The WIPP had been eyed to receive nuclear waste from commercial, power-generating plants as well. According to the LA Times, the 2014 explosion at the WIPP was downplayed by the federal government, with the Department of Energy (DoE) putting out statements indicating that cleanup was progressing quickly.
Indeed, a 2015 Recovery Plan insisted that "limited waste disposal operations" would resume in the first quarter of 2016.
Instead, two years have passed since the incident without any indication that smaller nuclear waste cleanup programs around the US will be able to deliver their waste to the New Mexico facility any time soon. Ars contacted the DoE for comment and has not received a response. We will update this article if we hear back. The 2014 explosion apparently occurred when engineers at the Los Alamos National Laboratory were preparing a drum of plutonium and americium waste—usually packed with kitty litter (yes, kitty litter)—and decided to "substitute an organic material for a mineral one." "The new material caused a complex chemical reaction that blew the lid off a drum, sending mounds of white, radioactive foam into the air and contaminating 35 percent of the underground area," the LA Times wrote.

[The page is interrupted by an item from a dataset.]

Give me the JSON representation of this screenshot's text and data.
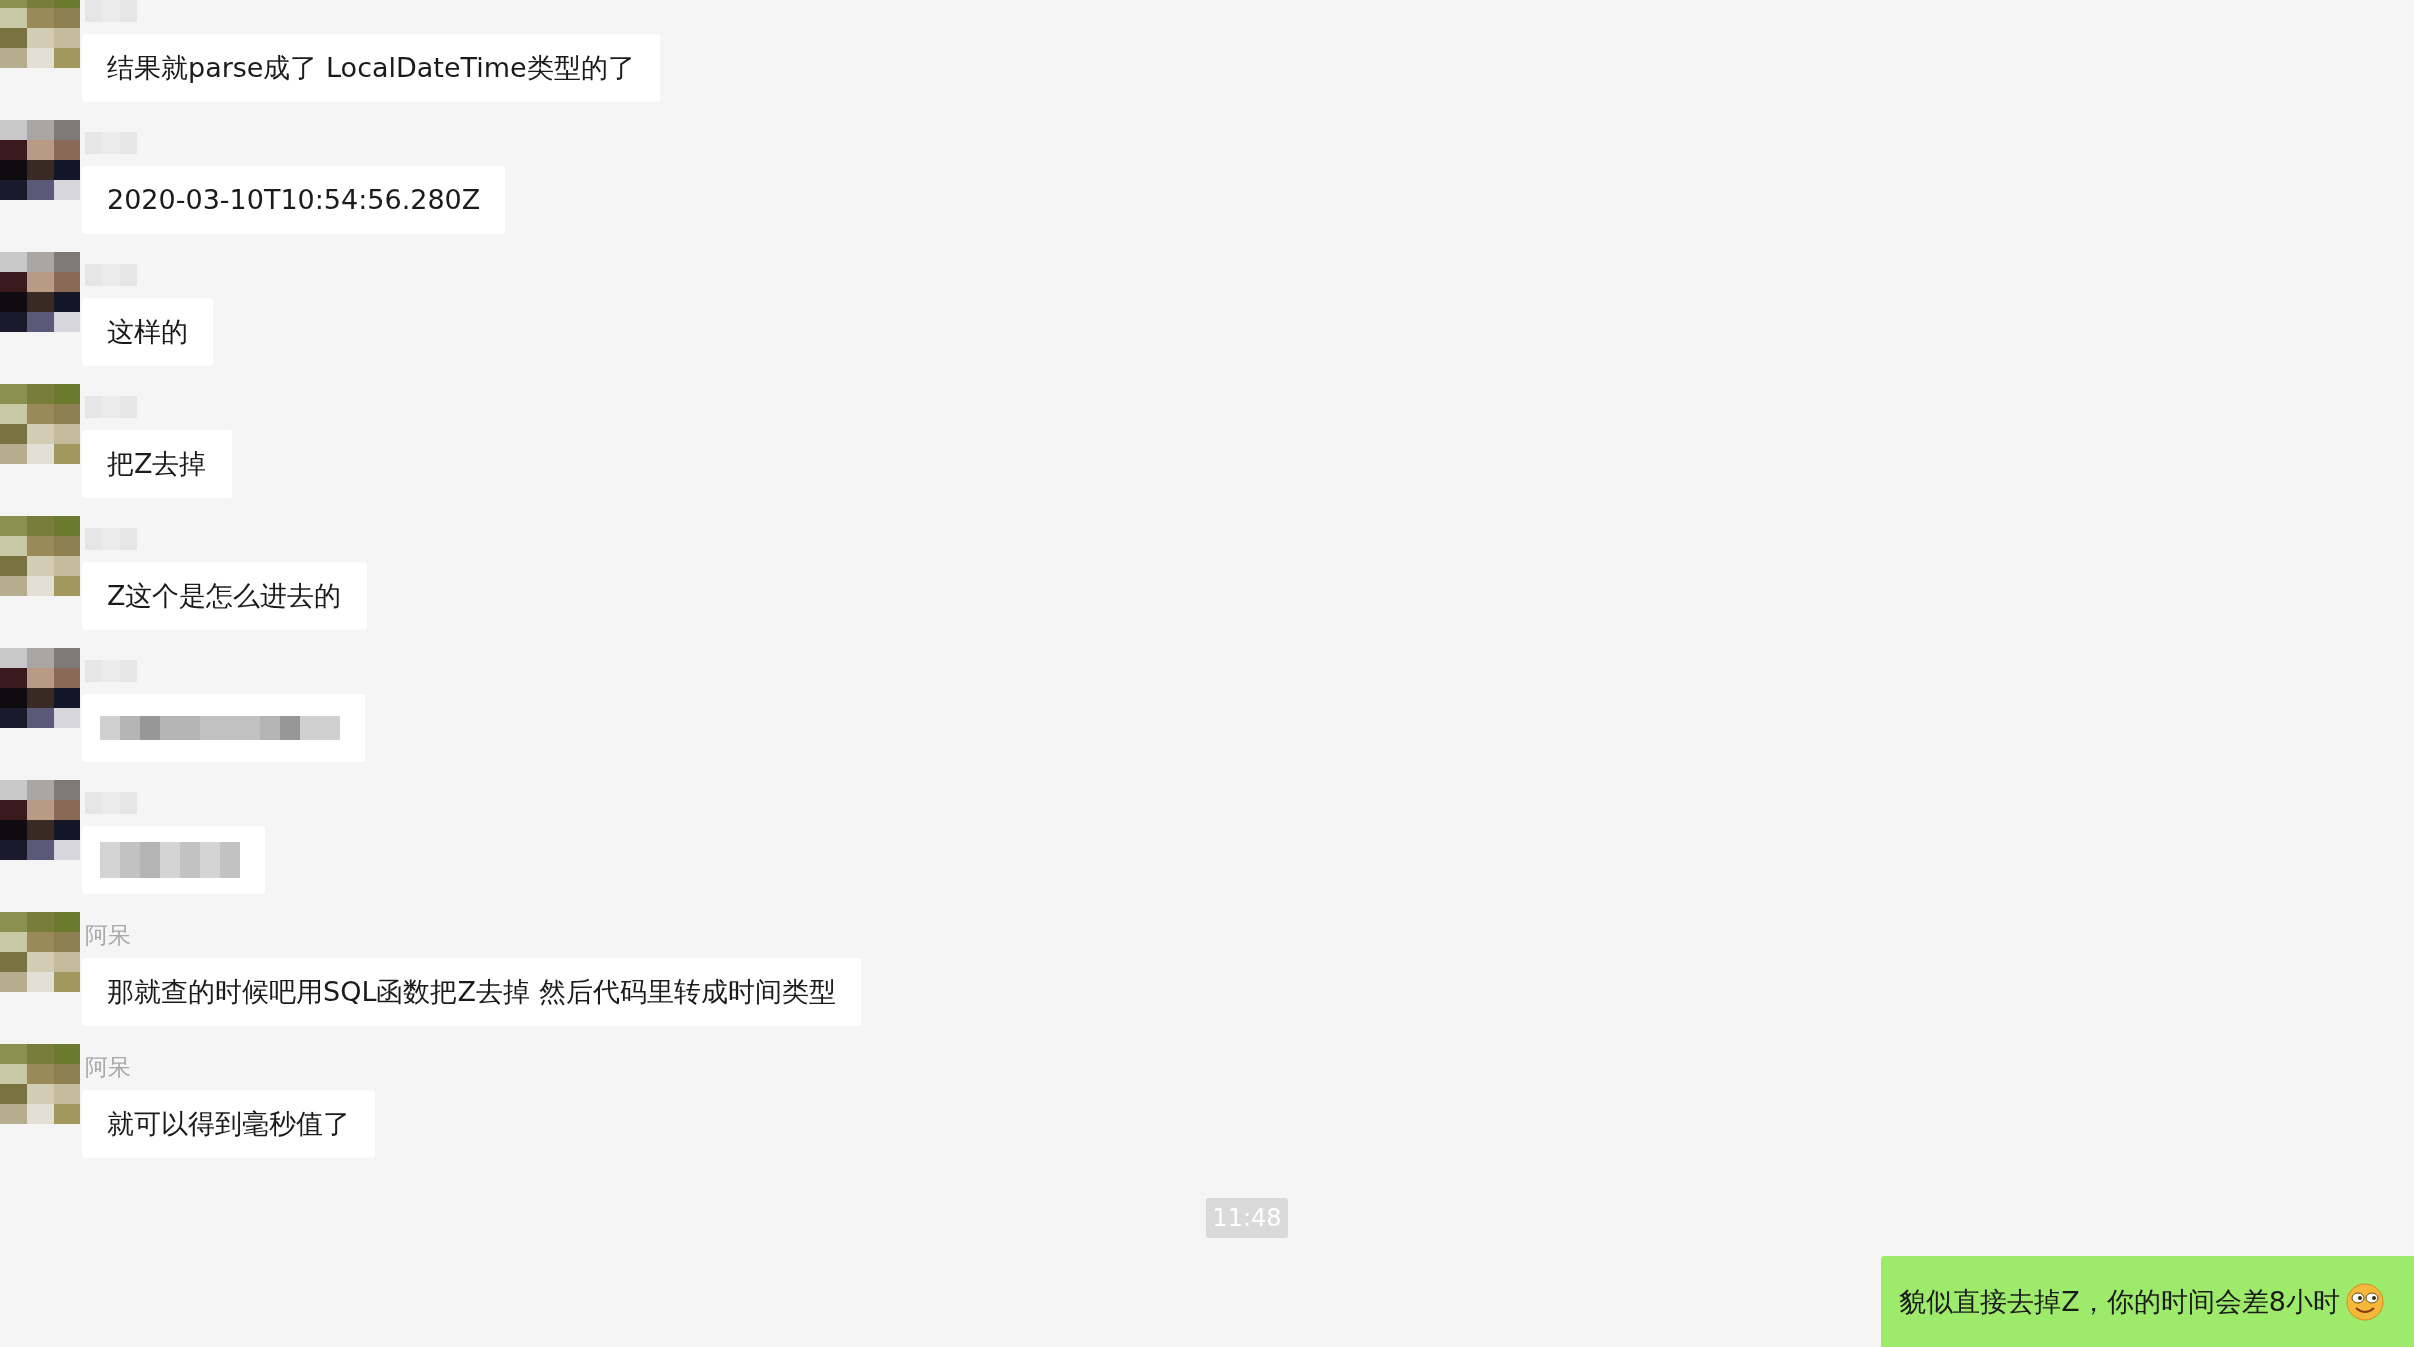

The dump's filtration system, which was supposed to "prevent any radioactive releases," subsequently failed. No workers were in the shafts of the dump at the time. Workers on the surface were only exposed to low doses of radiation due to the HEPA filters in the ventilation system. Still, the dump site was set to receive another 277,000 drums of radioactive waste from around the country.

The congestion is now creating a costly problem. The federal government renewed its contract with dump operator Nuclear Waste Partnership to the tune of $640 million extra for cleanup.

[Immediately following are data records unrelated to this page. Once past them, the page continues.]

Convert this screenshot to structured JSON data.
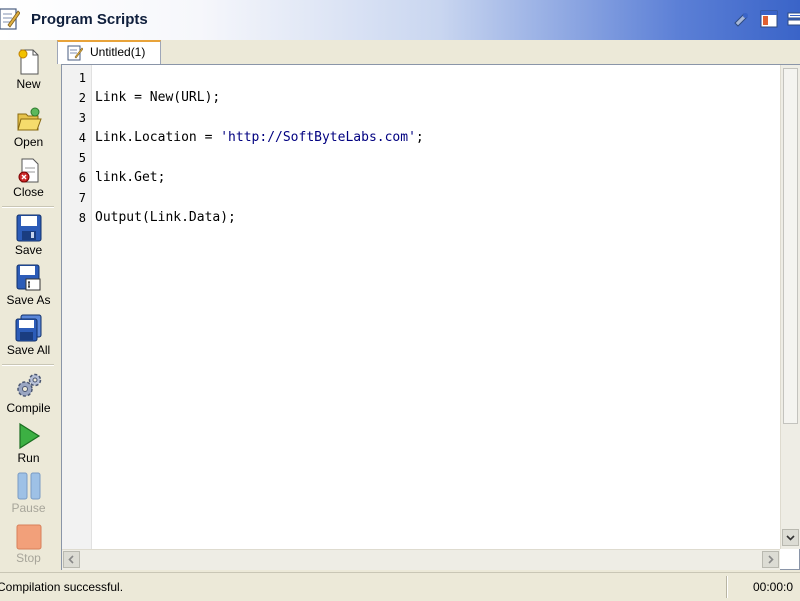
{
  "window": {
    "title": "Program Scripts"
  },
  "toolbar": {
    "new": "New",
    "open": "Open",
    "close": "Close",
    "save": "Save",
    "save_as": "Save As",
    "save_all": "Save All",
    "compile": "Compile",
    "run": "Run",
    "pause": "Pause",
    "stop": "Stop"
  },
  "tabs": [
    {
      "label": "Untitled(1)"
    }
  ],
  "editor": {
    "line_numbers": [
      "1",
      "2",
      "3",
      "4",
      "5",
      "6",
      "7",
      "8"
    ],
    "lines": {
      "l2": "Link = New(URL);",
      "l4_pre": "Link.Location = ",
      "l4_str": "'http://SoftByteLabs.com'",
      "l4_post": ";",
      "l6": "link.Get;",
      "l8": "Output(Link.Data);"
    }
  },
  "status": {
    "message": "Compilation successful.",
    "time": "00:00:0"
  },
  "colors": {
    "string_literal": "#000080",
    "active_tab_accent": "#e8a33a",
    "title_gradient_end": "#3a64c8"
  },
  "icons": {
    "title": "script-edit-icon",
    "title_bar_right": [
      "pin-icon",
      "window-layout-icon",
      "connection-icon"
    ],
    "tab": "document-edit-icon"
  }
}
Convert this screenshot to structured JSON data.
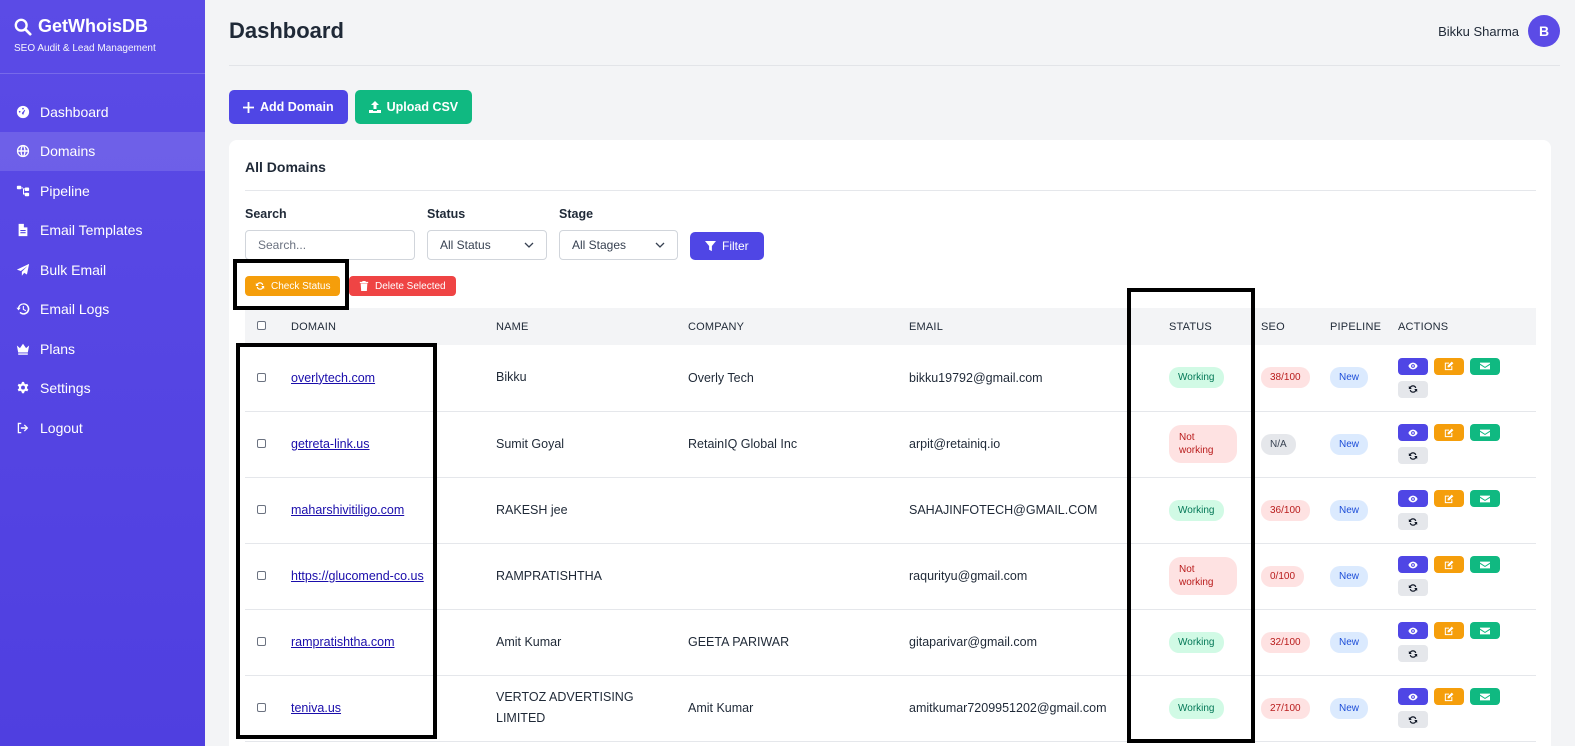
{
  "brand": {
    "title": "GetWhoisDB",
    "subtitle": "SEO Audit & Lead Management"
  },
  "sidebar": {
    "items": [
      {
        "label": "Dashboard",
        "icon": "gauge-icon"
      },
      {
        "label": "Domains",
        "icon": "globe-icon",
        "active": true
      },
      {
        "label": "Pipeline",
        "icon": "sitemap-icon"
      },
      {
        "label": "Email Templates",
        "icon": "file-icon"
      },
      {
        "label": "Bulk Email",
        "icon": "paper-plane-icon"
      },
      {
        "label": "Email Logs",
        "icon": "history-icon"
      },
      {
        "label": "Plans",
        "icon": "crown-icon"
      },
      {
        "label": "Settings",
        "icon": "gear-icon"
      },
      {
        "label": "Logout",
        "icon": "logout-icon"
      }
    ]
  },
  "header": {
    "title": "Dashboard",
    "user_name": "Bikku Sharma",
    "avatar_letter": "B"
  },
  "toolbar": {
    "add_domain": "Add Domain",
    "upload_csv": "Upload CSV"
  },
  "card": {
    "title": "All Domains",
    "filters": {
      "search_label": "Search",
      "search_placeholder": "Search...",
      "status_label": "Status",
      "status_value": "All Status",
      "stage_label": "Stage",
      "stage_value": "All Stages",
      "filter_button": "Filter"
    },
    "bulk": {
      "check_status": "Check Status",
      "delete_selected": "Delete Selected"
    }
  },
  "table": {
    "columns": [
      "DOMAIN",
      "NAME",
      "COMPANY",
      "EMAIL",
      "STATUS",
      "SEO",
      "PIPELINE",
      "ACTIONS"
    ],
    "rows": [
      {
        "domain": "overlytech.com",
        "name": "Bikku",
        "company": "Overly Tech",
        "email": "bikku19792@gmail.com",
        "status": "Working",
        "seo": "38/100",
        "pipeline": "New"
      },
      {
        "domain": "getreta-link.us",
        "name": "Sumit Goyal",
        "company": "RetainIQ Global Inc",
        "email": "arpit@retainiq.io",
        "status": "Not working",
        "seo": "N/A",
        "pipeline": "New"
      },
      {
        "domain": "maharshivitiligo.com",
        "name": "RAKESH jee",
        "company": "",
        "email": "SAHAJINFOTECH@GMAIL.COM",
        "status": "Working",
        "seo": "36/100",
        "pipeline": "New"
      },
      {
        "domain": "https://glucomend-co.us",
        "name": "RAMPRATISHTHA",
        "company": "",
        "email": "raqurityu@gmail.com",
        "status": "Not working",
        "seo": "0/100",
        "pipeline": "New"
      },
      {
        "domain": "rampratishtha.com",
        "name": "Amit Kumar",
        "company": "GEETA PARIWAR",
        "email": "gitaparivar@gmail.com",
        "status": "Working",
        "seo": "32/100",
        "pipeline": "New"
      },
      {
        "domain": "teniva.us",
        "name": "VERTOZ ADVERTISING LIMITED",
        "company": "Amit Kumar",
        "email": "amitkumar7209951202@gmail.com",
        "status": "Working",
        "seo": "27/100",
        "pipeline": "New"
      }
    ]
  }
}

That number could grow, especially as federal officials now say the contaminated ventilation system on the dump needs to be replaced—a project that will not be completed until 2021. Until then, the dump must remain open, but it can not accept nuclear waste at the rate it had planned.

The dump costs $500 million a year to remain open, the LA Times reported. Meanwhile, feds also have to pay to house the nuclear waste being stored at sites around the US (in Washington state and Idaho, for example) that's supposed to be on its way to the WIPP. While there may be cheaper solutions to the problem, the Department of Energy is under pressure to fix the New Mexico dump to make good on a US agreement with Russia to fulfill mutual reductions of plutonium. WIPP is currently the primary destination for weapons-grade nuclear waste.
If it closes, a likely expensive and time-consuming disposal alternative would have to be proposed. Edwin Lyman, a physicist and nuclear expert at the Union of Concerned Scientists, told the LA Times that, "The decision means operations at the dump must resume.

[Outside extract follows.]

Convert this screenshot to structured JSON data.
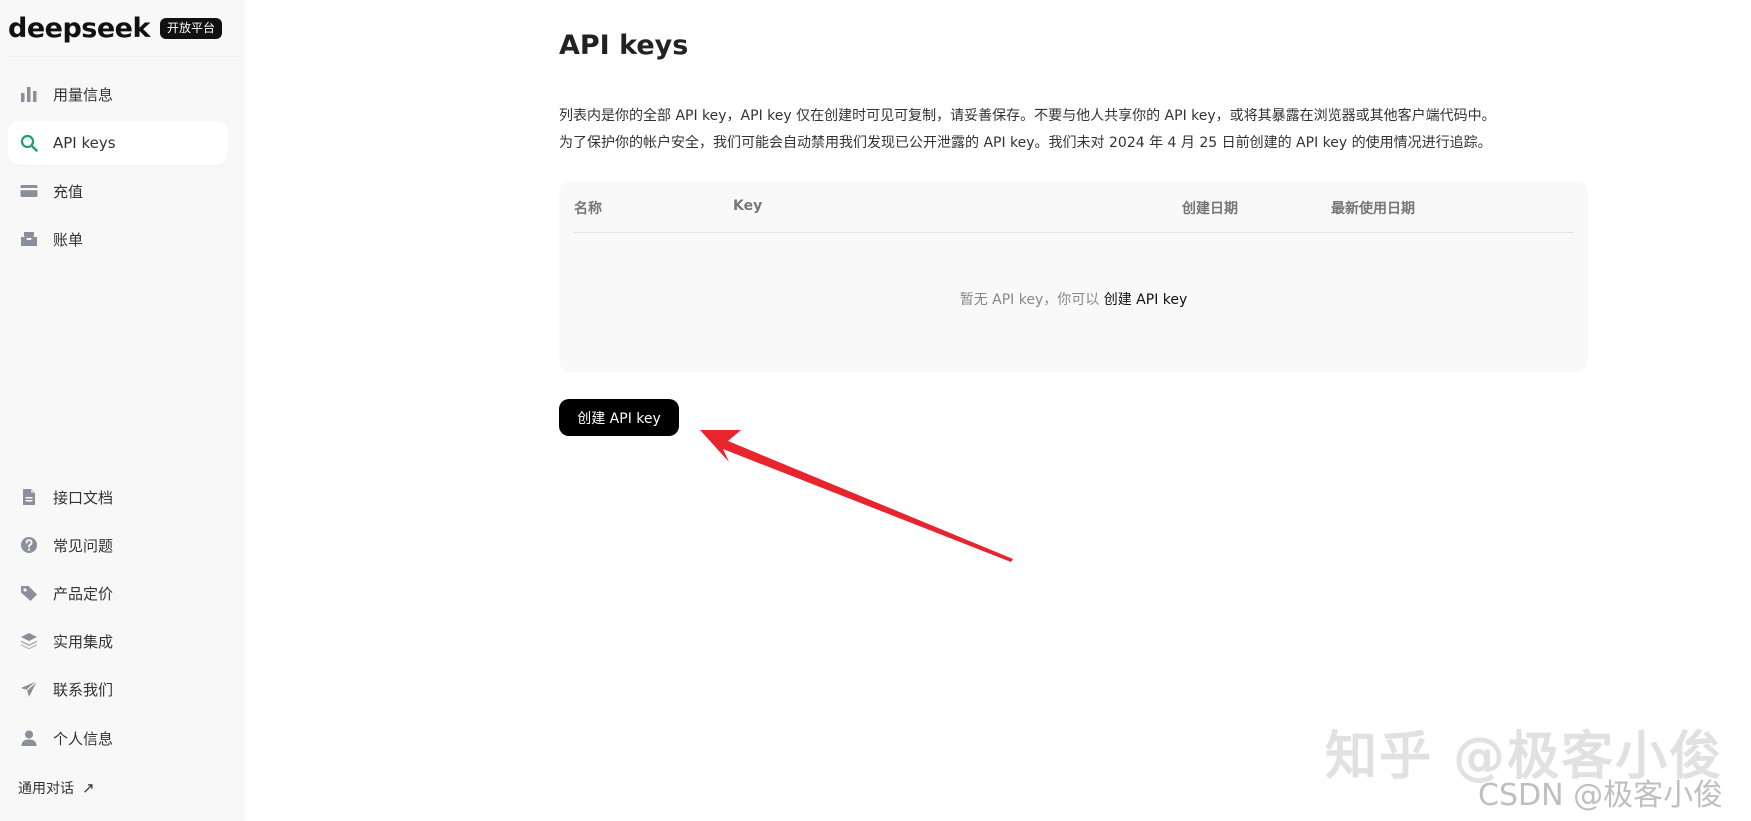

They have no choice." That means that WIPP cleanup, including indefinite housing costs for nuclear waste around the country that was to be shipped to WIPP, could rank among the costliest nuclear waste cleanup efforts in US history, on par with clean up after Pennsylvania’s Three Mile Island disaster in 1979.

Cleanup after that incident cost the federal government about $1 billion, or $1.7 billion adjusted for inflation.